After all of the lunches have ended ,12:45 pm on a regular day and 11:40 on early release days, they mop and close up the front of the kitchen (where students come through). Then, they go through and clean the kitchen; washing dishes, doing and folding laundry, and anything else that needs to be done before the end of the day. The lunch staff then goes home around 2-2:30 and starts again the next day.

Candy and Leslie washing dishes and folding laundry as their day in the kitchen comes to an end. Pictures provided by Sally Dick. (Sally Dick)

The students and lunch ladies both had varied opinions about school lunch. However, when asked, the students did know that the lunch ladies had school lunch regulations set in place.

“I don’t really eat the food very much, but from what I’ve had, it’s good,” said Sally Dick, one of the multiple lunch ladies who prep and serve school lunches.

Students also shared their own and individual opinions on what they thought of school lunch, each different in some degree.

“I think it could be better but most of the time it’s okay.” said Logan Archer, a 9th grader who’s favorite school lunch is the tuna sandwich.

“I think it could be a whole lot better. It’s okay every once in a while.” said Miki Waggoner, another 9th grader who thinks the best school lunch is the orange chicken and rice. Though, they did make it a point that the two are separate, the chicken tasting better than the rice.

“They could definitely be better,” said Curtis Witcher, an 11th grader who’s favorite school lunch is the cheese sticks. “I feel like there’s a lot of things overcooked.” 

He was especially adamant about his thoughts on the school french fries. 

“You could use the school french fries as throwing darts, and they would pierce the bowl and the target,” said Witcher. “Not so tough french fries that could kill a man.”

“Just improve the variety of food,” said Andrew Hannifin, another 9th grader who enjoys the regular chicken sandwiches. 

When looking over everyone’s own thoughts about school lunches, each opinion definitely differs but could also be related to each other in some way.
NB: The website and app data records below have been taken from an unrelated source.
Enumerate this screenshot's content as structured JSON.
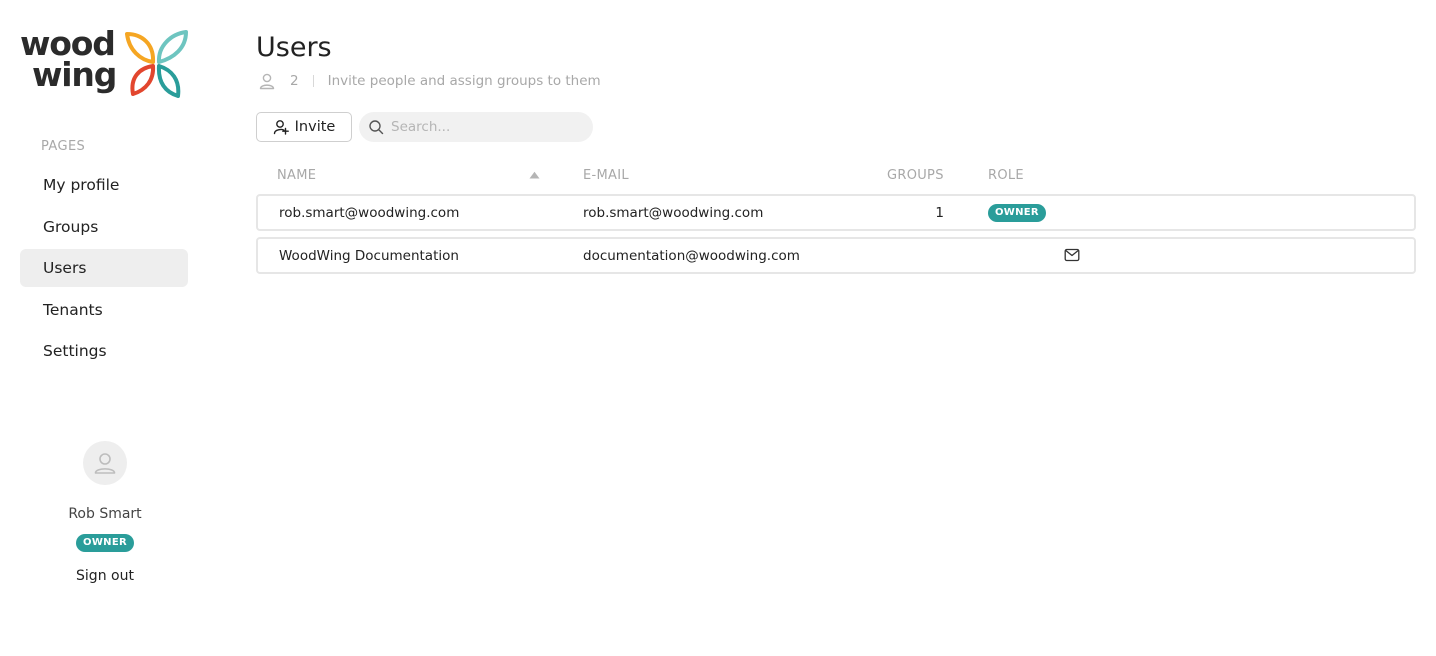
{
  "brand": {
    "logo_line1": "wood",
    "logo_line2": "wing",
    "colors": {
      "orange": "#f5a623",
      "red": "#e2462e",
      "teal": "#2a9d9a",
      "light_teal": "#6ec5c0"
    }
  },
  "sidebar": {
    "section_label": "PAGES",
    "items": [
      {
        "label": "My profile",
        "active": false,
        "icon": "none"
      },
      {
        "label": "Groups",
        "active": false,
        "icon": "none"
      },
      {
        "label": "Users",
        "active": true,
        "icon": "none"
      },
      {
        "label": "Tenants",
        "active": false,
        "icon": "none"
      },
      {
        "label": "Settings",
        "active": false,
        "icon": "none"
      }
    ],
    "user": {
      "name": "Rob Smart",
      "role_badge": "OWNER",
      "avatar_icon": "user-icon",
      "sign_out_label": "Sign out"
    }
  },
  "main": {
    "title": "Users",
    "user_count": "2",
    "subtitle": "Invite people and assign groups to them",
    "invite_label": "Invite",
    "search_placeholder": "Search...",
    "search_value": "",
    "table": {
      "columns": {
        "name": "NAME",
        "email": "E-MAIL",
        "groups": "GROUPS",
        "role": "ROLE"
      },
      "sort": {
        "column": "name",
        "direction": "ascending"
      },
      "rows": [
        {
          "name": "rob.smart@woodwing.com",
          "email": "rob.smart@woodwing.com",
          "groups": "1",
          "role": "OWNER",
          "status_icon": "none"
        },
        {
          "name": "WoodWing Documentation",
          "email": "documentation@woodwing.com",
          "groups": "",
          "role": "",
          "status_icon": "envelope-icon"
        }
      ]
    }
  },
  "accent_color": "#2a9d9a"
}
School lunches have surely changed since before COVID, regarding regulations and foods, but just how much will they end up changing by next year?

The U.S Department Of Agriculture (USDA) in 2020 still kept its restrictions on lunches but made them free to all students and allowed parents to come pick them up within the COVID-19 guidelines set by the schools/states. This trend continued into the 2021-2022 school year, while restrictions were still the same the USDA was much more lenient and had a variety of waivers that mainly pertained to supply chain issues. For the 2022-2023 school year the Biden administration has rolled out a plan that is meant to transition schools back to normal regulations and get them ready for the expansion of regulations for the 2023-2024 school year. 

During the 2022-2023 school year cafeterias will be charging for meals again unless you qualify for free or reduced lunch (to find out if you qualify for CKHS free and reduced lunch program go here).

They are also able to now serve low fat chocolate and regular milk instead of only nonfat milk. Also at least 80% of cereal, bread, pasta, or any other food must be whole grain (instead of all foods). Then during the 2023-2024 school year, kitchens will have to watch the amount of salt being put into foods because there will be a 10% decrease of sodium that is allowed in served foods.  

In an attempt to add variety to the school lunches, the idea of having a suggestion box has been brought up, a box that’ll allow students to share their opinions and suggestions on what they may like, dislike, or want to see change.

Unfortunately, suggestions for food changes might not be feasible due to the tough spot that the lunch ladies are in when facing school lunch regulations with their limited choices of food they’re able to serve and what they’re able to do with the food itself, but it would help create a connection between the individual groups that consist of students and lunch ladies.